I've always felt uncomfortable with books like "Cutting Through Spiritual Materialism" and "The Myth of Freedom". He shows nothing short of genius in adapting Tibetan world-pictures and spiritual methods for Western readers: unlike many icons of Asian spirituality in the West, he really, thoroughly (and indeed scarily) understood the people he found himself among.
But he adapted by psychologising. For Tibetans, the Six Realms of Existence are actual and concrete; they are as real as Ecuador or Niagara Falls. Trungpa Rinpoche turns them into Mental Tendencies that we can observe in our own minds at any moment. The result is fascinating, much-praised and helpful to many, but leaves me feeling... confused, dubious.
No such reservations about this more modest book. The legendary city of Shambhala, the Way of the Warrior, may be peripheral aspects of Tibetan tradition, but they're especially accessible. This is, in a word, Wisdom, that anybody could practice anywhere, at any time.

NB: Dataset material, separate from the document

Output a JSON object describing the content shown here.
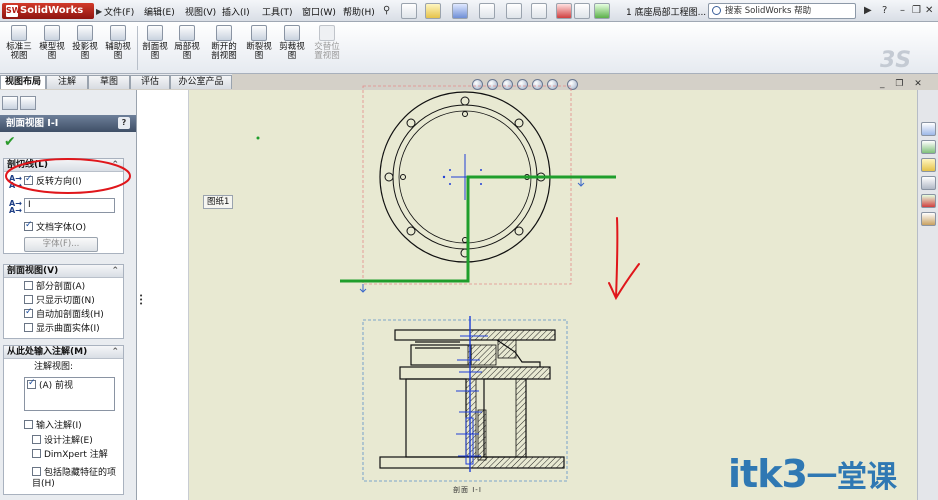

I am awed by his subtlety, poetry and delicacy of touch. His choice of the "Child's Garden of Verses", for instance, to illustrate the Buddhist concept of seeing the Universe in its smallest details, is wildly inspired. I rack my brains to think of another Asian spiritual teacher who could have used that illustration.
Wisdom is often advertised, much more seldom found, but it's certainly here, along with a fragrance of ancient heroic tales and indelible childhood stories. Even the faintly Asian English (you keep waiting to be called "Grasshopper") only adds to the appeal.
Basically, instead of telling you how wonderful and successful your life will be if you do everything the author tells you (as is the usual theme in this kind of books); you are told that 1) you are wonderful as you are; and 2) in order to experience this wonderfulness, you must renounce selfishness and become completely open to the suffering of the world.
This is a very un-Western viewpoint, and very very fresh to me - like a gust of salty cool wind into a stale smokey room.
If you are ready for some fresh air, buy this book!